[Stored entries]
**********

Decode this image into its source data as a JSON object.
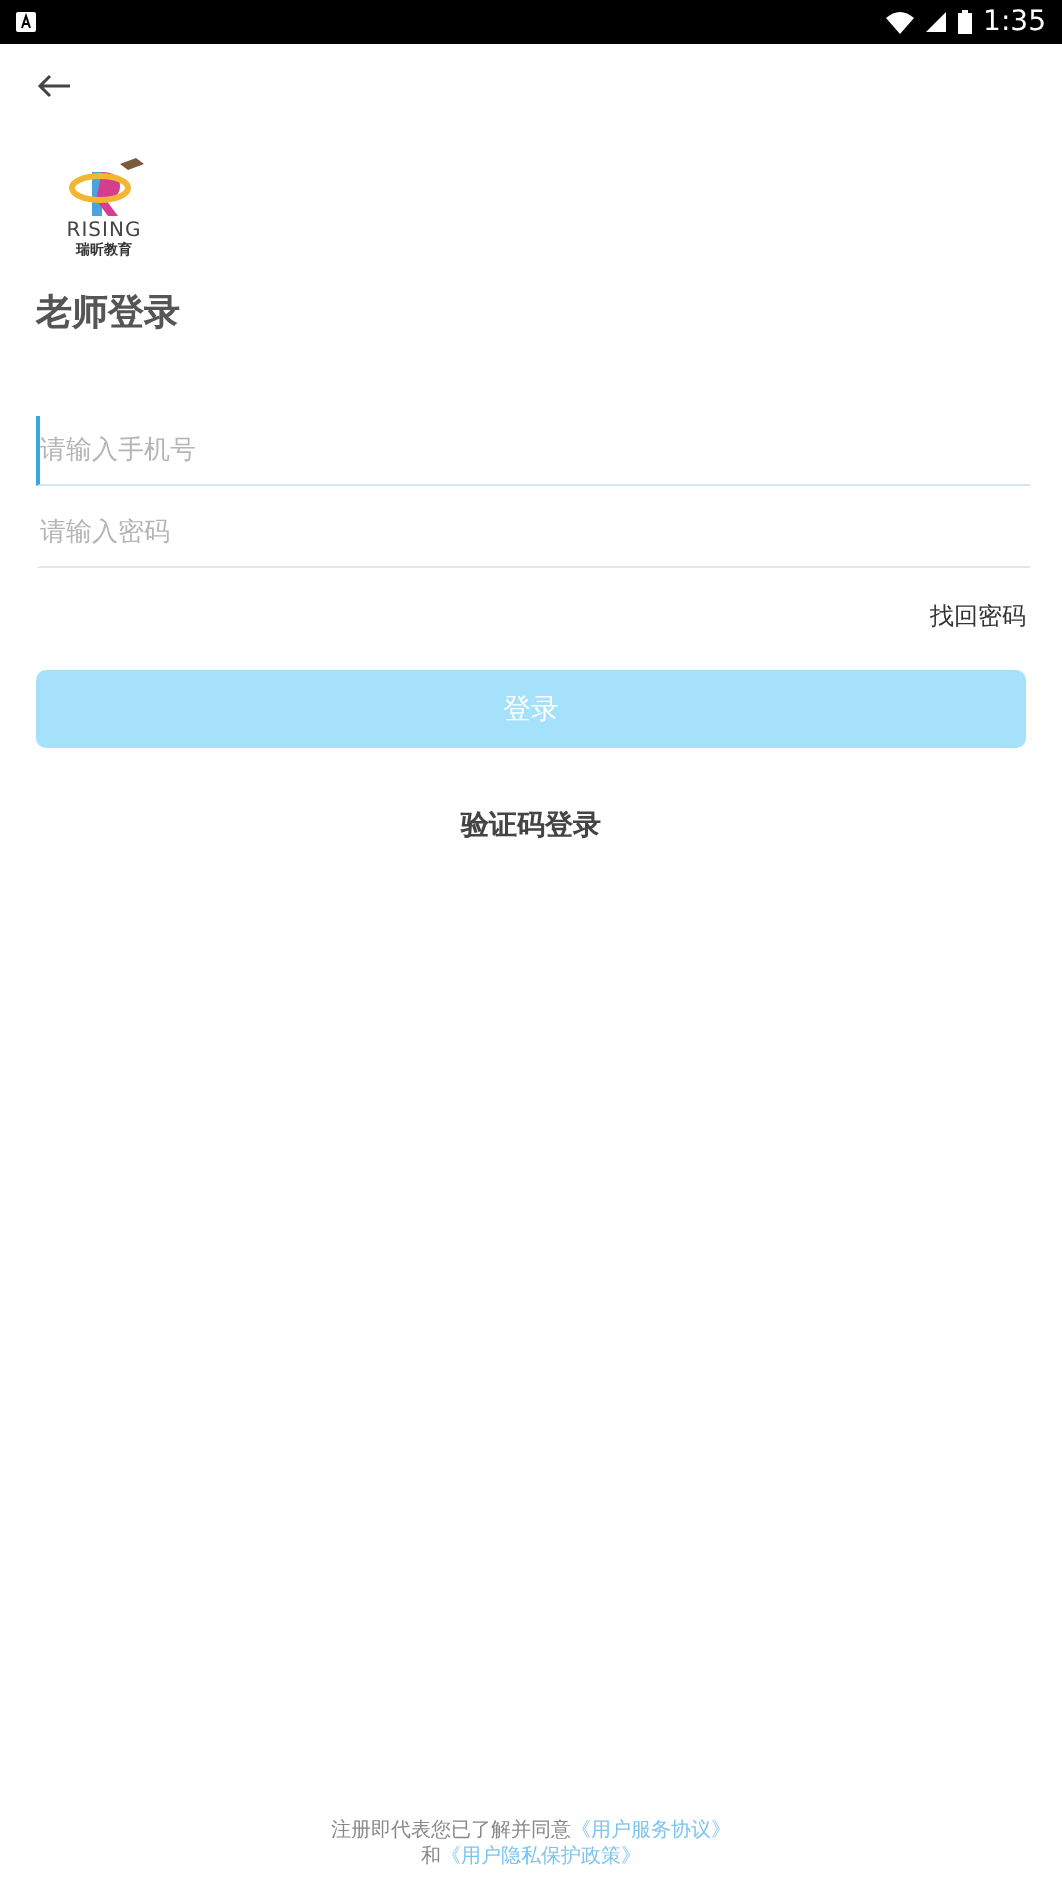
{
  "status_bar": {
    "time": "1:35"
  },
  "logo": {
    "wordmark": "RISING",
    "subtitle": "瑞昕教育"
  },
  "title": "老师登录",
  "fields": [
    {
      "placeholder": "请输入手机号",
      "focused": true
    },
    {
      "placeholder": "请输入密码",
      "focused": false
    }
  ],
  "forgot_password": "找回密码",
  "login_button": {
    "label": "登录",
    "disabled": true
  },
  "sms_login": "验证码登录",
  "agreement": {
    "text": "注册即代表您已了解并同意",
    "link1": "《用户服务协议》",
    "joiner": "和",
    "link2": "《用户隐私保护政策》"
  }
}
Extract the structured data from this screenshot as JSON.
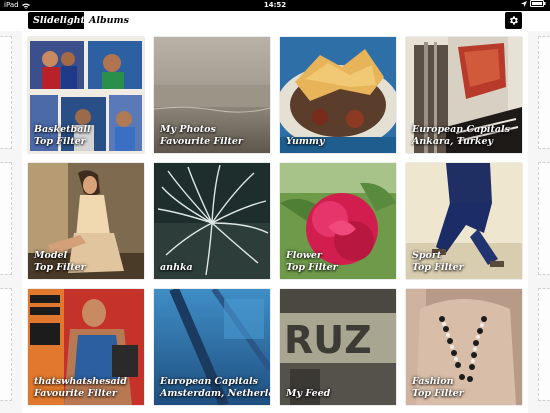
{
  "status_bar": {
    "carrier": "iPad",
    "time": "14:52"
  },
  "navbar": {
    "tabs": [
      {
        "label": "Slidelight",
        "active": true
      },
      {
        "label": "Albums",
        "active": false
      }
    ],
    "settings_icon": "gear-icon"
  },
  "albums": [
    {
      "line1": "Basketball",
      "line2": "Top Filter",
      "art": "basketball"
    },
    {
      "line1": "My Photos",
      "line2": "Favourite Filter",
      "art": "sea"
    },
    {
      "line1": "Yummy",
      "line2": "",
      "art": "food"
    },
    {
      "line1": "European Capitals",
      "line2": "Ankara, Turkey",
      "art": "ankara"
    },
    {
      "line1": "Model",
      "line2": "Top Filter",
      "art": "model"
    },
    {
      "line1": "anhka",
      "line2": "",
      "art": "anhka"
    },
    {
      "line1": "Flower",
      "line2": "Top Filter",
      "art": "flower"
    },
    {
      "line1": "Sport",
      "line2": "Top Filter",
      "art": "sport"
    },
    {
      "line1": "thatswhatshesaid",
      "line2": "Favourite Filter",
      "art": "poster"
    },
    {
      "line1": "European Capitals",
      "line2": "Amsterdam, Netherlands",
      "art": "amsterdam"
    },
    {
      "line1": "My Feed",
      "line2": "",
      "art": "ruz"
    },
    {
      "line1": "Fashion",
      "line2": "Top Filter",
      "art": "fashion"
    }
  ],
  "colors": {
    "status_bar_bg": "#000000",
    "tab_active_bg": "#000000",
    "caption_text": "#ffffff"
  }
}
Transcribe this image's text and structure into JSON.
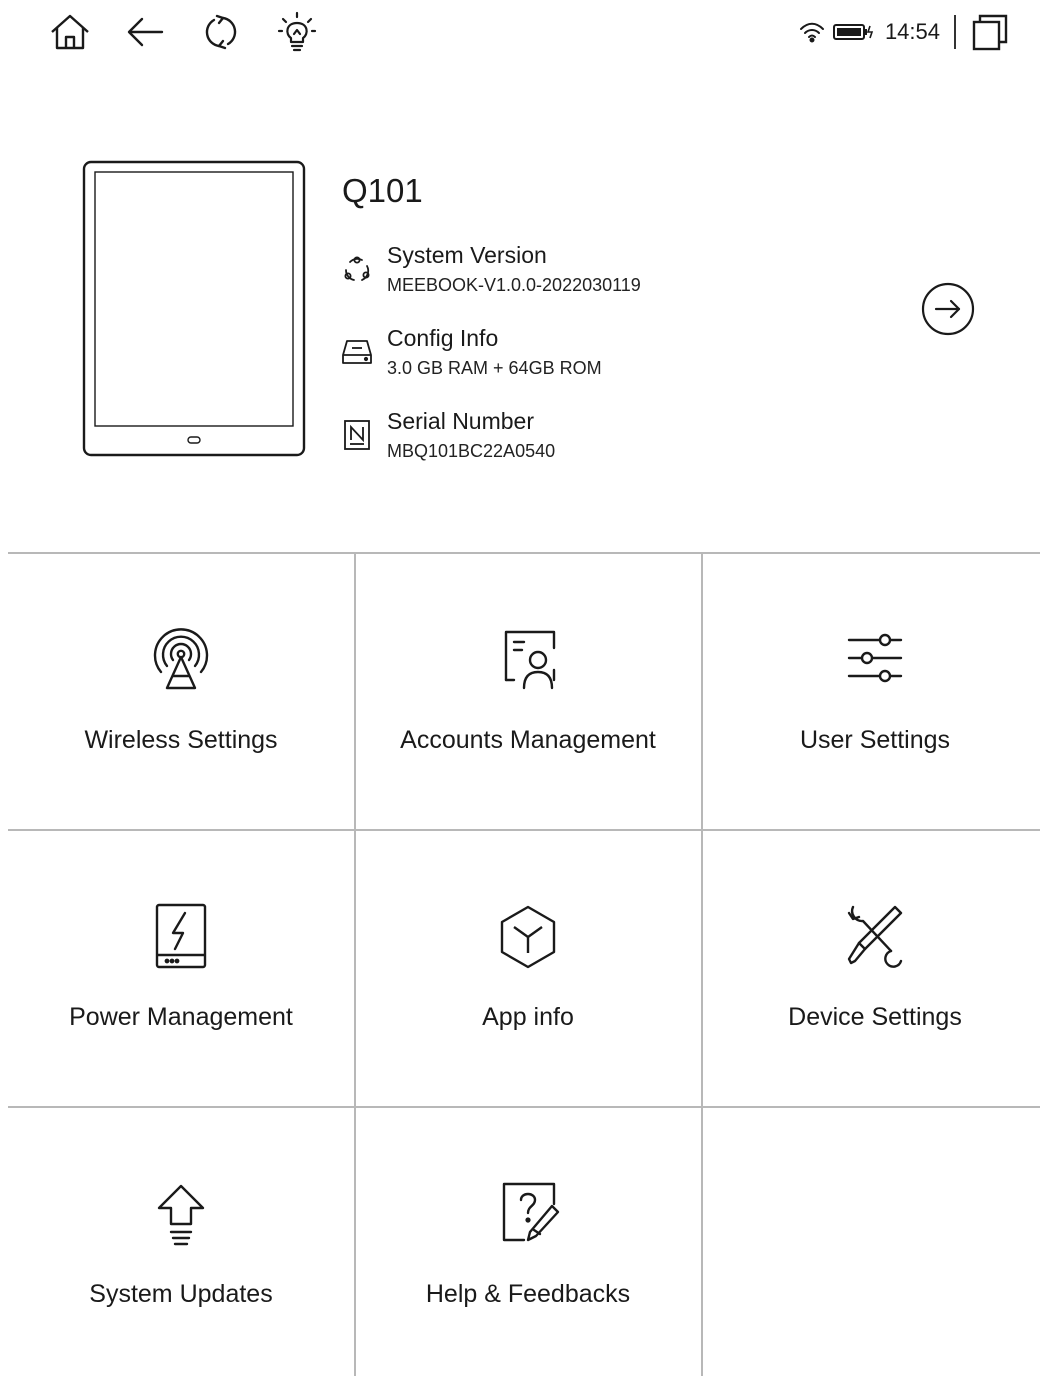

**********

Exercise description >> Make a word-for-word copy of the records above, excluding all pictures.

Exercise solution >>
Decode this image into its source data as a JSON object.
{
  "status_bar": {
    "time": "1:35"
  },
  "logo": {
    "wordmark": "RISING",
    "subtitle": "瑞昕教育"
  },
  "title": "老师登录",
  "fields": [
    {
      "placeholder": "请输入手机号",
      "focused": true
    },
    {
      "placeholder": "请输入密码",
      "focused": false
    }
  ],
  "forgot_password": "找回密码",
  "login_button": {
    "label": "登录",
    "disabled": true
  },
  "sms_login": "验证码登录",
  "agreement": {
    "text": "注册即代表您已了解并同意",
    "link1": "《用户服务协议》",
    "joiner": "和",
    "link2": "《用户隐私保护政策》"
  }
}
Extract the structured data from this screenshot as JSON.
{
  "status_bar": {
    "carrier": "iPad",
    "time": "14:52"
  },
  "navbar": {
    "tabs": [
      {
        "label": "Slidelight",
        "active": true
      },
      {
        "label": "Albums",
        "active": false
      }
    ],
    "settings_icon": "gear-icon"
  },
  "albums": [
    {
      "line1": "Basketball",
      "line2": "Top Filter",
      "art": "basketball"
    },
    {
      "line1": "My Photos",
      "line2": "Favourite Filter",
      "art": "sea"
    },
    {
      "line1": "Yummy",
      "line2": "",
      "art": "food"
    },
    {
      "line1": "European Capitals",
      "line2": "Ankara, Turkey",
      "art": "ankara"
    },
    {
      "line1": "Model",
      "line2": "Top Filter",
      "art": "model"
    },
    {
      "line1": "anhka",
      "line2": "",
      "art": "anhka"
    },
    {
      "line1": "Flower",
      "line2": "Top Filter",
      "art": "flower"
    },
    {
      "line1": "Sport",
      "line2": "Top Filter",
      "art": "sport"
    },
    {
      "line1": "thatswhatshesaid",
      "line2": "Favourite Filter",
      "art": "poster"
    },
    {
      "line1": "European Capitals",
      "line2": "Amsterdam, Netherlands",
      "art": "amsterdam"
    },
    {
      "line1": "My Feed",
      "line2": "",
      "art": "ruz"
    },
    {
      "line1": "Fashion",
      "line2": "Top Filter",
      "art": "fashion"
    }
  ],
  "colors": {
    "status_bar_bg": "#000000",
    "tab_active_bg": "#000000",
    "caption_text": "#ffffff"
  }
}
Transcribe this image's text and structure into JSON.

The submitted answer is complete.